- ^ Filby, P. William, Meyer, Mary K., Passenger and immigration lists index : a guide to published arrival records of about 500,000 passengers who came to the United States and Canada in the seventeenth, eighteenth, and nineteenth centuries. 1982-1985 Cumulated Supplements in Four Volumes Detroit, Mich. : Gale Research Co., 1985, Print (ISBN 0-8103-1795-8)
- ^ Rubincam, Milton. The Old United Empire Loyalists List. Genealogical Publishing Co., Inc, 1976. (Originally published as; United Empire Loyalists. The Centennial of the Settlement of Upper Canada. Rose Publishing Company, 1885.) ISBN 0-8063-0331-X

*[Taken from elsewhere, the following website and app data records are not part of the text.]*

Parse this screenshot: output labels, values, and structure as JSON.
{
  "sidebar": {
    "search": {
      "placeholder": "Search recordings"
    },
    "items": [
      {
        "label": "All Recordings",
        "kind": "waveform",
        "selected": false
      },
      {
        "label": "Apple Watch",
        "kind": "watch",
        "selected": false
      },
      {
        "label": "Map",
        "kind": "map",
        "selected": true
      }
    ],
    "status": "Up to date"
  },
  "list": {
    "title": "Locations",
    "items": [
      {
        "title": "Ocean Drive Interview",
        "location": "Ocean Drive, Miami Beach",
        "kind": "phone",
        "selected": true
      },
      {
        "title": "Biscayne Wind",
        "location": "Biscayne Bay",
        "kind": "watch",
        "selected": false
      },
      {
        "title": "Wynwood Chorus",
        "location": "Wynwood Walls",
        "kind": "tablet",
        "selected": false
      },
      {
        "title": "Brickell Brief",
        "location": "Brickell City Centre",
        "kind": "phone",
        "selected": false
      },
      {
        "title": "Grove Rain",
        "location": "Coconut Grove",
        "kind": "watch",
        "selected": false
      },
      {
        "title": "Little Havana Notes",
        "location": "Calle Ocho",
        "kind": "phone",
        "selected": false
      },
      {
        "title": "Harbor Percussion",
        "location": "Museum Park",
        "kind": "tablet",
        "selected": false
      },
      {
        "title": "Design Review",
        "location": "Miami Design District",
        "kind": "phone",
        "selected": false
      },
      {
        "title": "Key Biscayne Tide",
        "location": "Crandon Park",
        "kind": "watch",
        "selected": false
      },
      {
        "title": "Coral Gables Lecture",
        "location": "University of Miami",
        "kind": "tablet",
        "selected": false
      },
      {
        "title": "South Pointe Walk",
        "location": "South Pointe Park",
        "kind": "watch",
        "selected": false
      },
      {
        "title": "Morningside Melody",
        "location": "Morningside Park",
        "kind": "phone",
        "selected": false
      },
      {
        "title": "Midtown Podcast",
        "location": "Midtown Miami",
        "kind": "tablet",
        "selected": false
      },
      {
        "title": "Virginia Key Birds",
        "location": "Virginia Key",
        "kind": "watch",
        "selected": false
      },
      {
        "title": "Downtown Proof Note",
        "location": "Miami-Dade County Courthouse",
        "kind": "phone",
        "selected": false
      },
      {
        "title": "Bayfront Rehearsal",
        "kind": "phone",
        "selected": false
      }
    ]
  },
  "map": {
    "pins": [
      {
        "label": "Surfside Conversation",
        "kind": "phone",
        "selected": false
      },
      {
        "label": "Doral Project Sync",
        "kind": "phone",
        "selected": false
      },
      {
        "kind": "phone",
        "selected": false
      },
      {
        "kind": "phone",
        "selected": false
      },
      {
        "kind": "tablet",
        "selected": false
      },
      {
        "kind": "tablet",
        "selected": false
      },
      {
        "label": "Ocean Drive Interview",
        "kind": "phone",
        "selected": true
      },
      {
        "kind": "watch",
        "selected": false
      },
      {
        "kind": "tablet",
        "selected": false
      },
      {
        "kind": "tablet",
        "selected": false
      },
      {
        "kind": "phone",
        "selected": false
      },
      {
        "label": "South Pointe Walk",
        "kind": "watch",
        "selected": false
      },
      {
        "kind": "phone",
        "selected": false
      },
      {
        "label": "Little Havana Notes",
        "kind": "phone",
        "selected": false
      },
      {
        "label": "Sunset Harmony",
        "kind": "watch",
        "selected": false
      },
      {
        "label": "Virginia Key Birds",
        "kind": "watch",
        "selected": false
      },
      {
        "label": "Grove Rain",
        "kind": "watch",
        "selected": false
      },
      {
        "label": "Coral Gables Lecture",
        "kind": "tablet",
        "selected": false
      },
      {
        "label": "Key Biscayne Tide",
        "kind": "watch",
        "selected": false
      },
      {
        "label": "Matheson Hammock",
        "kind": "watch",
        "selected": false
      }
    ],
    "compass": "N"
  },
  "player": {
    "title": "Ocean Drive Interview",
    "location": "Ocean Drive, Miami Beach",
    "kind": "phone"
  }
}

- ^ Convict Records Voyages to Australia (Retrieved 28th April 2022). https://convictrecords.com.au/ships/england
- ^ South Australian Register Friday February 7th, 1856. (Retrieved 2010, November 5) Lord Raglan 1856. Retrieved http://www.theshipslist.com/ships/australia/lordraglan1856.shtml
- ^ https://en.wikipedia.org/wiki/British_West_Indies
- ^ The Political Graveyard: Alphabetical Name Index. (Retrieved 2016, January 28) . Retrieved from http://politicalgraveyard.com/alpha/index.html
- ^ H.M.S. Hood Association-Battle Cruiser Hood: Crew Information - H.M.S. Hood Rolls of Honour, Men Lost in the Sinking of H.M.S. Hood, 24th May 1941. (Retrieved 2016, July 15) . Retrieved from http://www.hmshood.com/crew/memorial/roh_24may41.htm